The statement of rights to the films can be found here.

Great Images in NASA (GRIN)

Great Images in Nasa (GRIN)

Copyright Information

Great Images in NASA contains images from the NASA archives, including categories of Space Exploration (obviously), Historical Research, Astronomy, People, etc.  These NASA images catalogue the various missions, including the Apollo Program, Skylab, Gemini Program, various spacecraft, and so much more.

Chronicling America

Chronicling America

Chronicling America provides digital access to information about historical newspapers and some digitized newspaper pages.  The National Digital Newspaper Program (NDNP) is a partnership between the National Endowment for the Humanities (NEH) and the Library of Congress (LC) and it sponsors this website.  Chronicling America covers historic American newspapers from 1836-1922.

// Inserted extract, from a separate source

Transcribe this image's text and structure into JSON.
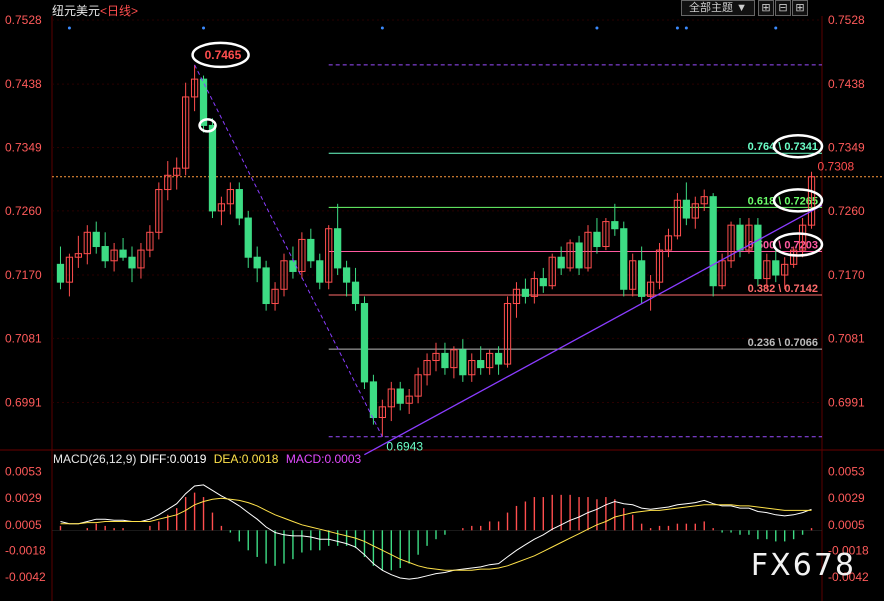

In order to view Chronicling America’s legal information, see About or Legal.

O Say Can You See

O Say Can You See – Early Washington D.C.

O Say Can You See demonstrates the social world of Washington, D.C., between 1800 and 1862.  It utilizes legal records and case files to paint a picture of the family networks during the early nineteenth century.  This site strongly demonstrates the connections between people, and the web that was woven in the early republic’s capital.

O Say Can You See is a Creative Commons project, and its license information is available by clicking on the Creative Commons link at the bottom of the site.

The J. Paul Getty Museum

The J. Paul Getty Museum

Terms of Use/Copyright

The J. Paul Getty Museum, owned by the J. Paul Getty Trust, maintains their website in order to further artistic and scholarly information to aid the public.  The Museum collections include digitized versions of their antiquities, drawings, manuscripts, paintings, photographs, and sculpture and decorative arts.  The main focus of the J. Paul Getty Museum is to nurture the curiosity and enjoyment of the visual arts.  Their collections are extensively curated, and they are easily searchable.

Hathi Trust

Hathi Trust Digital Library

Hathi Trust Rights Statement

This digital library contains collections that offer digitized content from academic and research institutions throughout the world.  It offers Creative Commons-licensed works, as well as open access and U.S. works published prior to 1923.  Their goal is to build a co-owned and co-managed digital archive of library materials that builds upon current print collections at member institutions.  Some of their member institutions include the Committee on Institutional Cooperation, Boston College, Georgetown University, and Harvard Library, among so many others.  It truly is a collaborative effort.